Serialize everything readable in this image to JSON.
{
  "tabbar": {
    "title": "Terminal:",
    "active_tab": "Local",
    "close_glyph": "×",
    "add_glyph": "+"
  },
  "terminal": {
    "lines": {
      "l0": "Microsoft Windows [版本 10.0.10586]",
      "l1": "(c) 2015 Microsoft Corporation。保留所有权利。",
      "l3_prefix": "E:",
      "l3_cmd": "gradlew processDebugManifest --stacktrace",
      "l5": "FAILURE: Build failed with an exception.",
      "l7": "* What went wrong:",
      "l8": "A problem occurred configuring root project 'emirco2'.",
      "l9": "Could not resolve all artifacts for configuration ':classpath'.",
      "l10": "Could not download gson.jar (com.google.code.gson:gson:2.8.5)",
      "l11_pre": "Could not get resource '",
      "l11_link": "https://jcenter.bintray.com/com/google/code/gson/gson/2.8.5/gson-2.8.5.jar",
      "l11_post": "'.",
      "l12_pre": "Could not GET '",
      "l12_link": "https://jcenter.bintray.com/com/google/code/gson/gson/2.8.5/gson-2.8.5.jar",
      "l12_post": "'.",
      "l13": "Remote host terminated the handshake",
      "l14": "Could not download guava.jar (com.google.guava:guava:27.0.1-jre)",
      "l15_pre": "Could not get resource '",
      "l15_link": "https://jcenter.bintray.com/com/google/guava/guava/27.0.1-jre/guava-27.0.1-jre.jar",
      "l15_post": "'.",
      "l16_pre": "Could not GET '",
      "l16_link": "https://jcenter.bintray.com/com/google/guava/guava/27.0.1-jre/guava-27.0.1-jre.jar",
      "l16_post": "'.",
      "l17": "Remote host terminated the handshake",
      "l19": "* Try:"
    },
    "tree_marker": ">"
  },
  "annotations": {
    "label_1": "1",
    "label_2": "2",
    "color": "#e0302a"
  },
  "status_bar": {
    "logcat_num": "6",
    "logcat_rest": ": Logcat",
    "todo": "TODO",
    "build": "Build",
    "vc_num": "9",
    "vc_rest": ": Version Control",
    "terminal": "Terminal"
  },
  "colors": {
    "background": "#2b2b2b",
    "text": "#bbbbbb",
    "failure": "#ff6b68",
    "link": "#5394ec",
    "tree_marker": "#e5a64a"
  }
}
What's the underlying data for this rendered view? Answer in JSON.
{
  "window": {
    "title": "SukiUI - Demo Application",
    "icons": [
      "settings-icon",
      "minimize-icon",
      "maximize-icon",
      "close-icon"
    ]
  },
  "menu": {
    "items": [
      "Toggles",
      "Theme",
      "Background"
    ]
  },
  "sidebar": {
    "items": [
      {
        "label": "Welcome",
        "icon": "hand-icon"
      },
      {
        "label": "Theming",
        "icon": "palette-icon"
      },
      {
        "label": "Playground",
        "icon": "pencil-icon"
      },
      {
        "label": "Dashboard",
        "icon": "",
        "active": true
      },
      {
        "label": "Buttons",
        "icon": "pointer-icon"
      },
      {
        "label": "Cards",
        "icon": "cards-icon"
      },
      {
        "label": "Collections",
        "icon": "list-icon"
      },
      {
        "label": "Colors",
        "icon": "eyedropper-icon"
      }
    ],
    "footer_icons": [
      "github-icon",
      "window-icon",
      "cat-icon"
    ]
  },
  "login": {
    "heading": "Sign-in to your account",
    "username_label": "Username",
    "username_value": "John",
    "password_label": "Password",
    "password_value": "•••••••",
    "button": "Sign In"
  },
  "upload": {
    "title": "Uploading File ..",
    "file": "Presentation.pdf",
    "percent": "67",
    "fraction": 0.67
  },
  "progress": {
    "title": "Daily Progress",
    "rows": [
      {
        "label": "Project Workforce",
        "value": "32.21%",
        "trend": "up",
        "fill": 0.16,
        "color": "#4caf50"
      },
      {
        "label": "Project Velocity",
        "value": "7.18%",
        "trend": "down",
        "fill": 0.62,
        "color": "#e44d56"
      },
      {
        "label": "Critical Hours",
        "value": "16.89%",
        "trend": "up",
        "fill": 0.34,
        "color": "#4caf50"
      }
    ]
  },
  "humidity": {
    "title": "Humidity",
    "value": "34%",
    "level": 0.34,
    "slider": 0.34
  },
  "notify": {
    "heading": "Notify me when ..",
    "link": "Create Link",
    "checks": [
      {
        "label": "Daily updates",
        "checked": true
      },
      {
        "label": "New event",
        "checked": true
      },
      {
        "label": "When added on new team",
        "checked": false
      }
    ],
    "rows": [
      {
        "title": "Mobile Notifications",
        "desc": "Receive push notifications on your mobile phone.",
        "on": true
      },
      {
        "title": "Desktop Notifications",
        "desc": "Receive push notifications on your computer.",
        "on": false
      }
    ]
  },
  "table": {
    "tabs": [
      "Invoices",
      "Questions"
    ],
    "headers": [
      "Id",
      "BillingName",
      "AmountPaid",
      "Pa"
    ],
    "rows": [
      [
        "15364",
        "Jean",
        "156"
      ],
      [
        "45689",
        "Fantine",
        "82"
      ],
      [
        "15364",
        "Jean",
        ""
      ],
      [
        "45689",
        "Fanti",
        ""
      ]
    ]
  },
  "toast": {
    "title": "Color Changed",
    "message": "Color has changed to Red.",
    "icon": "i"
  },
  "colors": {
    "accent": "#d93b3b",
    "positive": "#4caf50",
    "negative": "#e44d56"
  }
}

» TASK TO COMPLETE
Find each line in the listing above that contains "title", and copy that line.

» SOLVED EXERCISE
    "title": "Terminal:",
    "title": "SukiUI - Demo Application",
    "title": "Uploading File ..",
    "title": "Daily Progress",
    "title": "Humidity",
        "title": "Mobile Notifications",
        "title": "Desktop Notifications",
    "title": "Color Changed",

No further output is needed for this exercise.